# Problem
Without the images, output every record exactly as it appears.

(Dataset rows describing interfaces)
────────────────────
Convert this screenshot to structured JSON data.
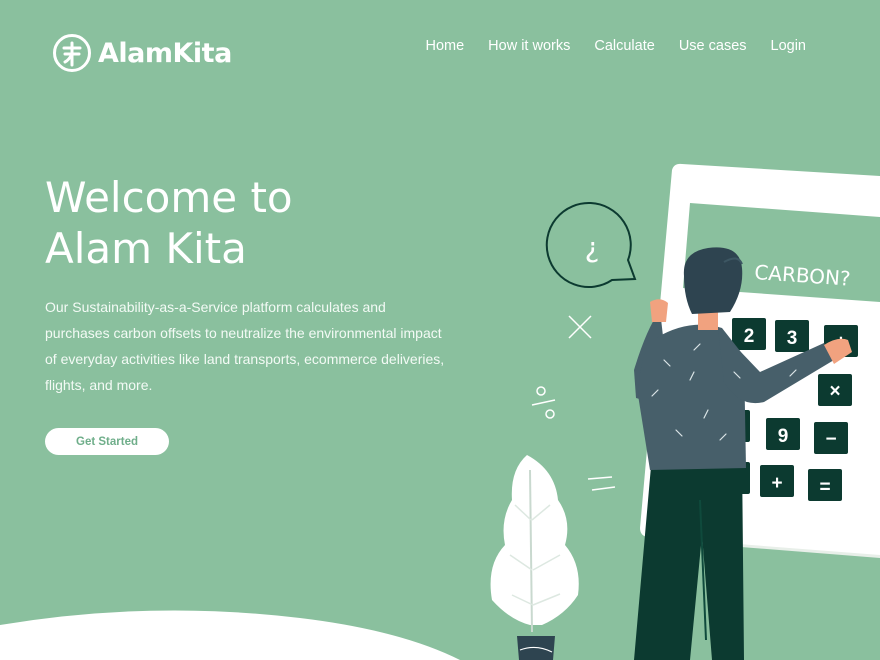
{
  "brand": {
    "name": "AlamKita",
    "logo_icon": "tree-glyph-icon"
  },
  "nav": {
    "items": [
      "Home",
      "How it works",
      "Calculate",
      "Use cases",
      "Login"
    ]
  },
  "hero": {
    "title_line1": "Welcome to",
    "title_line2": "Alam Kita",
    "description": "Our Sustainability-as-a-Service platform calculates and purchases carbon offsets to neutralize the environmental impact of everyday activities like land transports, ecommerce deliveries, flights, and more.",
    "cta_label": "Get Started"
  },
  "illustration": {
    "screen_text": "CARBON?",
    "speech_bubble": "¿",
    "keys": [
      "2",
      "3",
      "÷",
      "×",
      "9",
      "−",
      "+",
      "="
    ]
  },
  "colors": {
    "background": "#8ac09e",
    "accent": "#6fae8a",
    "dark": "#0c3a30",
    "shirt": "#475f6a"
  }
}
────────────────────
# Task result
Convert this screenshot to structured JSON data.
{
  "brand": {
    "name": "AlamKita",
    "logo_icon": "tree-glyph-icon"
  },
  "nav": {
    "items": [
      "Home",
      "How it works",
      "Calculate",
      "Use cases",
      "Login"
    ]
  },
  "hero": {
    "title_line1": "Welcome to",
    "title_line2": "Alam Kita",
    "description": "Our Sustainability-as-a-Service platform calculates and purchases carbon offsets to neutralize the environmental impact of everyday activities like land transports, ecommerce deliveries, flights, and more.",
    "cta_label": "Get Started"
  },
  "illustration": {
    "screen_text": "CARBON?",
    "speech_bubble": "¿",
    "keys": [
      "2",
      "3",
      "÷",
      "×",
      "9",
      "−",
      "+",
      "="
    ]
  },
  "colors": {
    "background": "#8ac09e",
    "accent": "#6fae8a",
    "dark": "#0c3a30",
    "shirt": "#475f6a"
  }
}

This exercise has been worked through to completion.